━━ SOURCE MATERIAL ━━
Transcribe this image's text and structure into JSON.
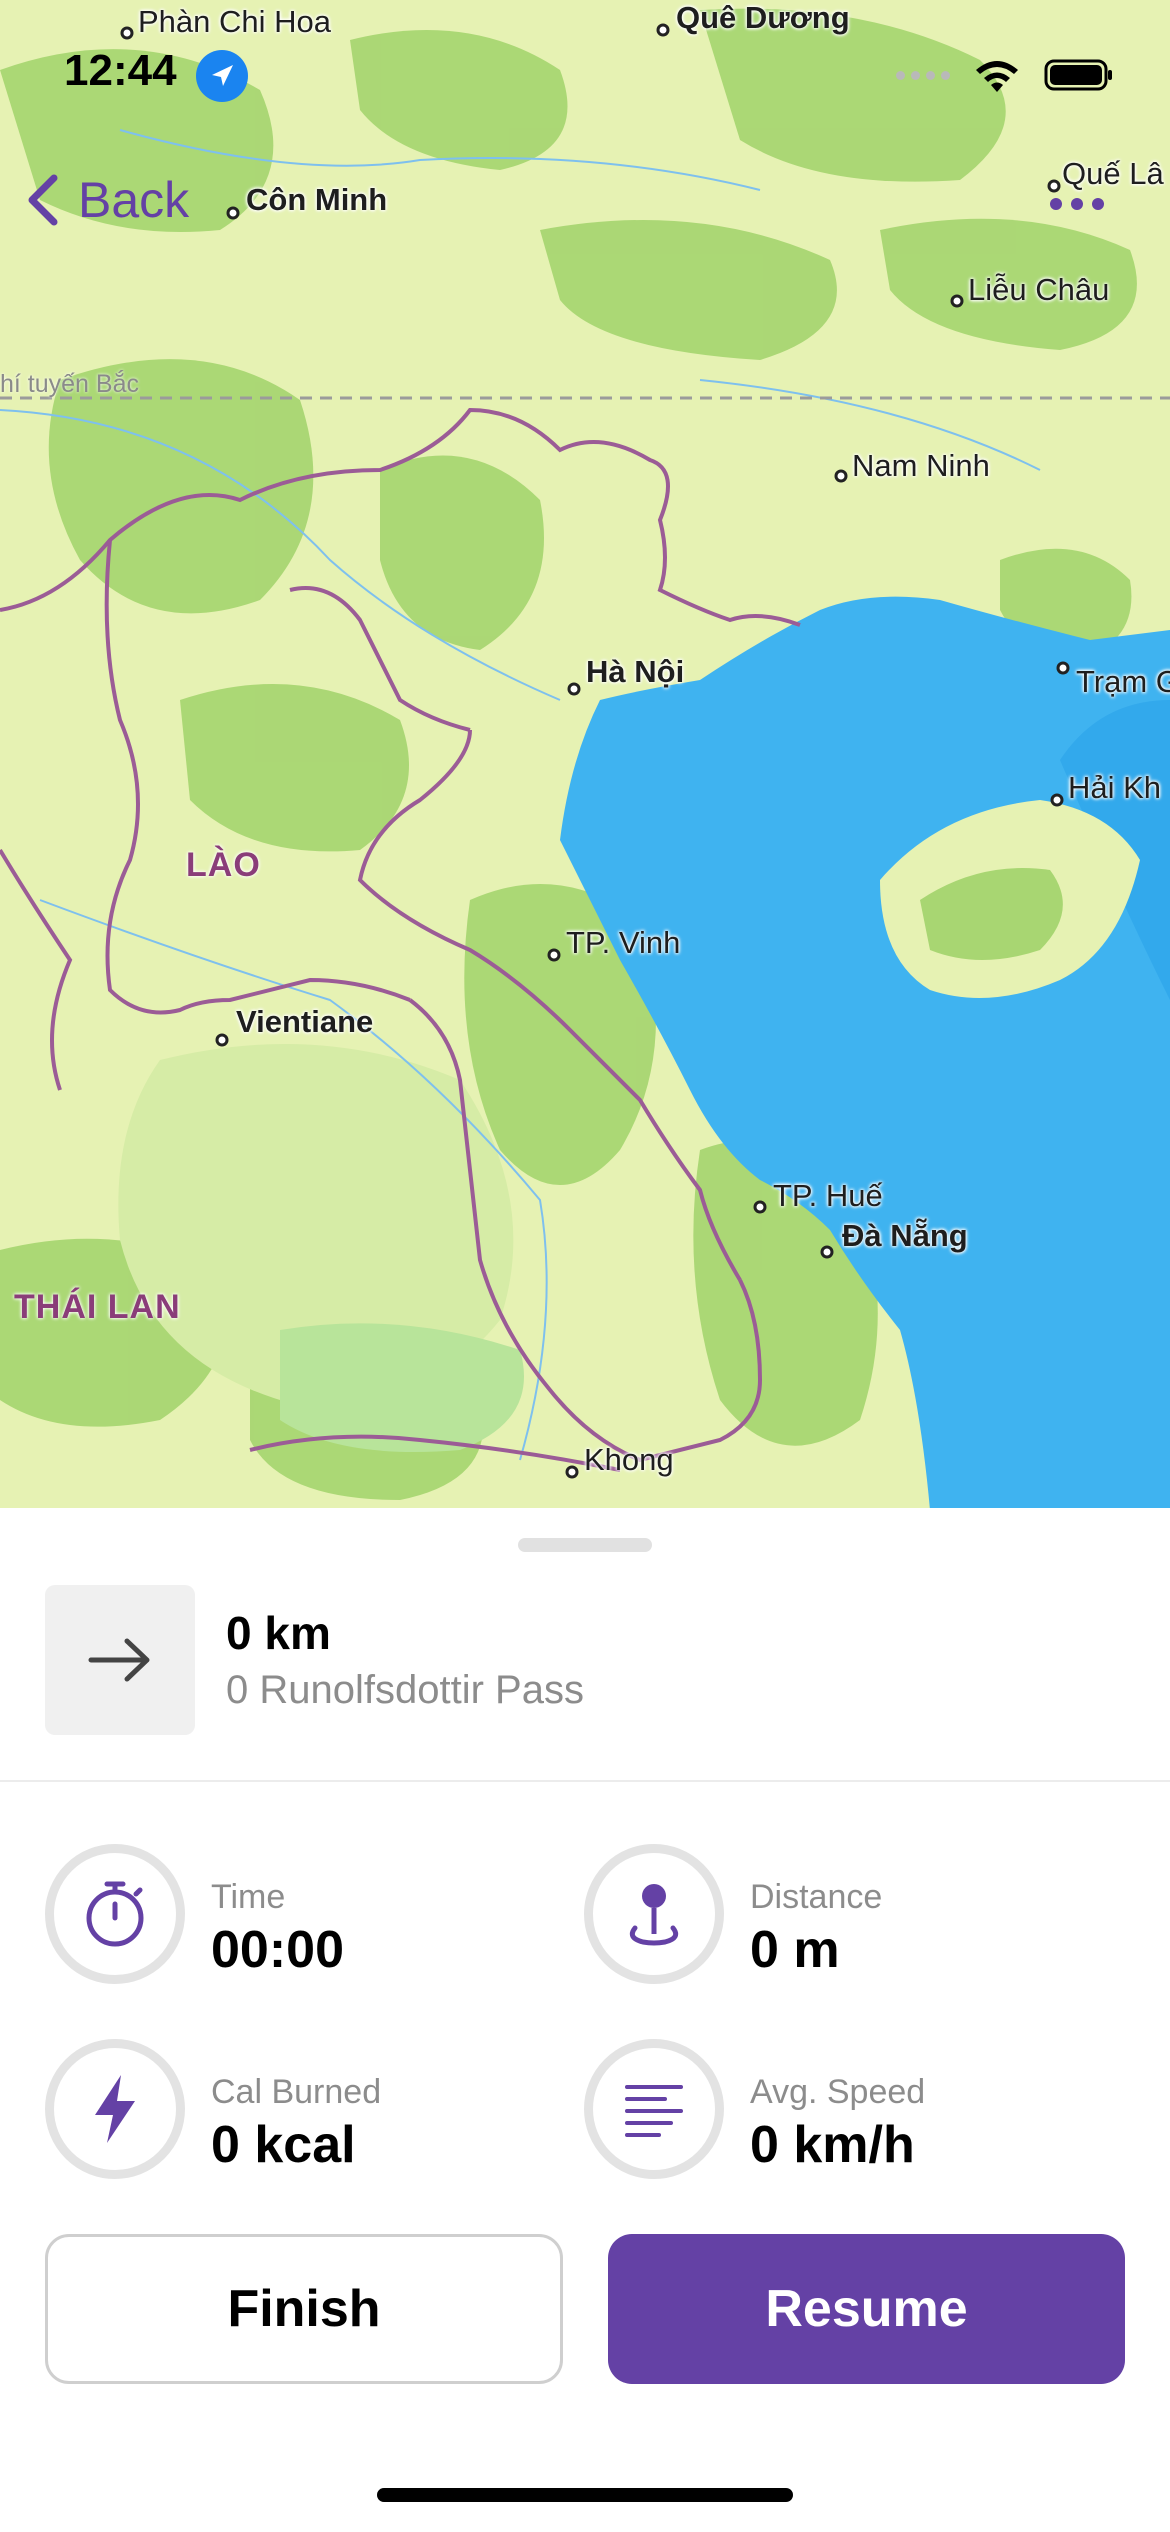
{
  "status_bar": {
    "time": "12:44",
    "icons": [
      "location-arrow-icon",
      "signal-dots-icon",
      "wifi-icon",
      "battery-icon"
    ]
  },
  "nav": {
    "back_label": "Back",
    "back_icon": "chevron-left-icon",
    "more_icon": "more-dots-icon"
  },
  "map": {
    "cities": [
      {
        "name": "Phàn Chi Hoa"
      },
      {
        "name": "Quê Dương"
      },
      {
        "name": "Côn Minh"
      },
      {
        "name": "Quế Lâ"
      },
      {
        "name": "Liễu Châu"
      },
      {
        "name": "Nam Ninh"
      },
      {
        "name": "Hà Nội"
      },
      {
        "name": "Trạm G"
      },
      {
        "name": "Hải Kh"
      },
      {
        "name": "TP. Vinh"
      },
      {
        "name": "Vientiane"
      },
      {
        "name": "TP. Huế"
      },
      {
        "name": "Đà Nẵng"
      },
      {
        "name": "Khong"
      }
    ],
    "countries": [
      "LÀO",
      "THÁI LAN"
    ],
    "tropic_label": "hí tuyến Bắc",
    "colors": {
      "water": "#3fb3f0",
      "land_light": "#eaf4b4",
      "forest": "#a9d86f",
      "border": "#9b5c96"
    }
  },
  "sheet": {
    "route": {
      "icon": "arrow-right-icon",
      "distance": "0 km",
      "name": "0 Runolfsdottir Pass"
    },
    "stats": [
      {
        "icon": "stopwatch-icon",
        "label": "Time",
        "value": "00:00"
      },
      {
        "icon": "location-pin-icon",
        "label": "Distance",
        "value": "0 m"
      },
      {
        "icon": "lightning-icon",
        "label": "Cal Burned",
        "value": "0 kcal"
      },
      {
        "icon": "speed-lines-icon",
        "label": "Avg. Speed",
        "value": "0 km/h"
      }
    ],
    "finish_label": "Finish",
    "resume_label": "Resume",
    "accent_color": "#6441a5"
  }
}
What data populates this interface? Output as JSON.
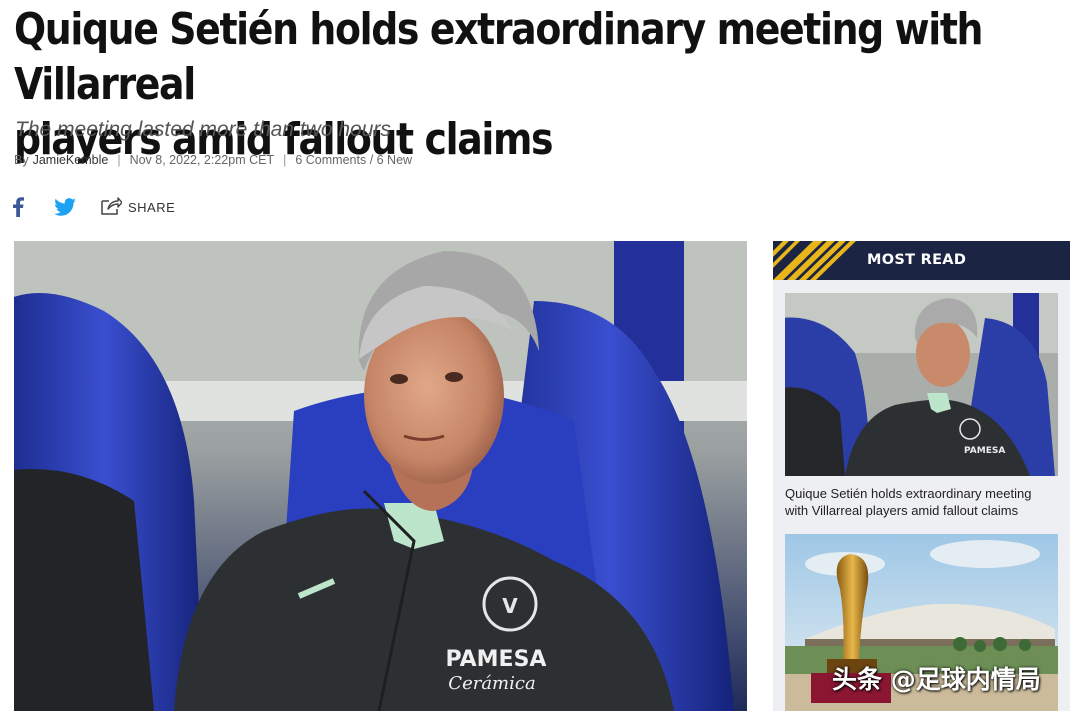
{
  "article": {
    "headline_line1": "Quique Setién holds extraordinary meeting with Villarreal",
    "headline_line2": "players amid fallout claims",
    "dek": "The meeting lasted more than two hours",
    "byline_prefix": "By",
    "author": "JamieKemble",
    "sep": "|",
    "date": "Nov 8, 2022, 2:22pm CET",
    "comments": "6 Comments / 6 New"
  },
  "share": {
    "label": "SHARE",
    "icons": [
      "facebook-icon",
      "twitter-icon",
      "share-icon"
    ]
  },
  "sidebar": {
    "title": "MOST READ",
    "items": [
      {
        "caption": "Quique Setién holds extraordinary meeting with Villarreal players amid fallout claims"
      }
    ]
  },
  "hero": {
    "jacket_brand": "PAMESA",
    "jacket_sub": "Cerámica"
  },
  "watermark": "头条 @足球内情局",
  "colors": {
    "brand_navy": "#1b2443",
    "accent_gold": "#e8b51a",
    "facebook_blue": "#3b5998",
    "twitter_blue": "#1da1f2",
    "seat_blue": "#2b3ea8"
  }
}
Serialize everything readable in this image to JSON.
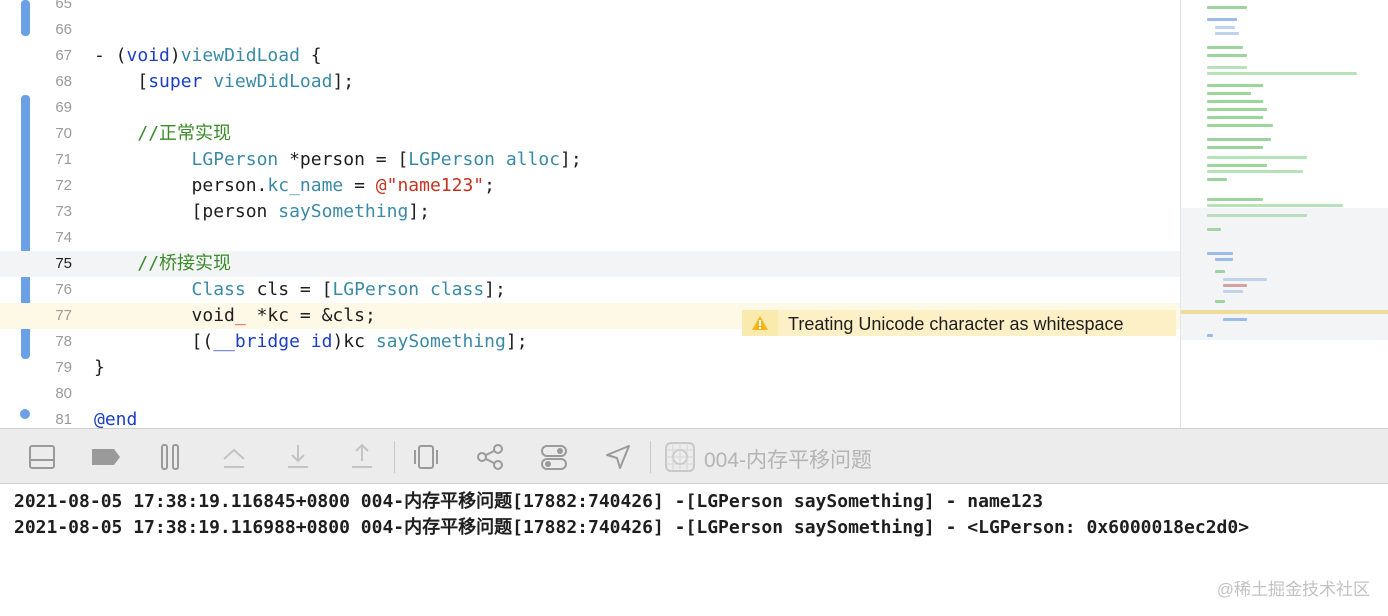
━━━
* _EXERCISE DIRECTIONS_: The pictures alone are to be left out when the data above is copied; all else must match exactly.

* _SOLVED PROBLEM_:
Transcribe this image's text and structure into JSON.
{
  "status_bar": {
    "time": "12:44",
    "icons": [
      "location-arrow-icon",
      "signal-dots-icon",
      "wifi-icon",
      "battery-icon"
    ]
  },
  "nav": {
    "back_label": "Back",
    "back_icon": "chevron-left-icon",
    "more_icon": "more-dots-icon"
  },
  "map": {
    "cities": [
      {
        "name": "Phàn Chi Hoa"
      },
      {
        "name": "Quê Dương"
      },
      {
        "name": "Côn Minh"
      },
      {
        "name": "Quế Lâ"
      },
      {
        "name": "Liễu Châu"
      },
      {
        "name": "Nam Ninh"
      },
      {
        "name": "Hà Nội"
      },
      {
        "name": "Trạm G"
      },
      {
        "name": "Hải Kh"
      },
      {
        "name": "TP. Vinh"
      },
      {
        "name": "Vientiane"
      },
      {
        "name": "TP. Huế"
      },
      {
        "name": "Đà Nẵng"
      },
      {
        "name": "Khong"
      }
    ],
    "countries": [
      "LÀO",
      "THÁI LAN"
    ],
    "tropic_label": "hí tuyến Bắc",
    "colors": {
      "water": "#3fb3f0",
      "land_light": "#eaf4b4",
      "forest": "#a9d86f",
      "border": "#9b5c96"
    }
  },
  "sheet": {
    "route": {
      "icon": "arrow-right-icon",
      "distance": "0 km",
      "name": "0 Runolfsdottir Pass"
    },
    "stats": [
      {
        "icon": "stopwatch-icon",
        "label": "Time",
        "value": "00:00"
      },
      {
        "icon": "location-pin-icon",
        "label": "Distance",
        "value": "0 m"
      },
      {
        "icon": "lightning-icon",
        "label": "Cal Burned",
        "value": "0 kcal"
      },
      {
        "icon": "speed-lines-icon",
        "label": "Avg. Speed",
        "value": "0 km/h"
      }
    ],
    "finish_label": "Finish",
    "resume_label": "Resume",
    "accent_color": "#6441a5"
  }
}
What data populates this interface? Output as JSON.
{
  "article": {
    "headline_line1": "Quique Setién holds extraordinary meeting with Villarreal",
    "headline_line2": "players amid fallout claims",
    "dek": "The meeting lasted more than two hours",
    "byline_prefix": "By",
    "author": "JamieKemble",
    "sep": "|",
    "date": "Nov 8, 2022, 2:22pm CET",
    "comments": "6 Comments / 6 New"
  },
  "share": {
    "label": "SHARE",
    "icons": [
      "facebook-icon",
      "twitter-icon",
      "share-icon"
    ]
  },
  "sidebar": {
    "title": "MOST READ",
    "items": [
      {
        "caption": "Quique Setién holds extraordinary meeting with Villarreal players amid fallout claims"
      }
    ]
  },
  "hero": {
    "jacket_brand": "PAMESA",
    "jacket_sub": "Cerámica"
  },
  "watermark": "头条 @足球内情局",
  "colors": {
    "brand_navy": "#1b2443",
    "accent_gold": "#e8b51a",
    "facebook_blue": "#3b5998",
    "twitter_blue": "#1da1f2",
    "seat_blue": "#2b3ea8"
  }
}
Serialize everything readable in this image to JSON.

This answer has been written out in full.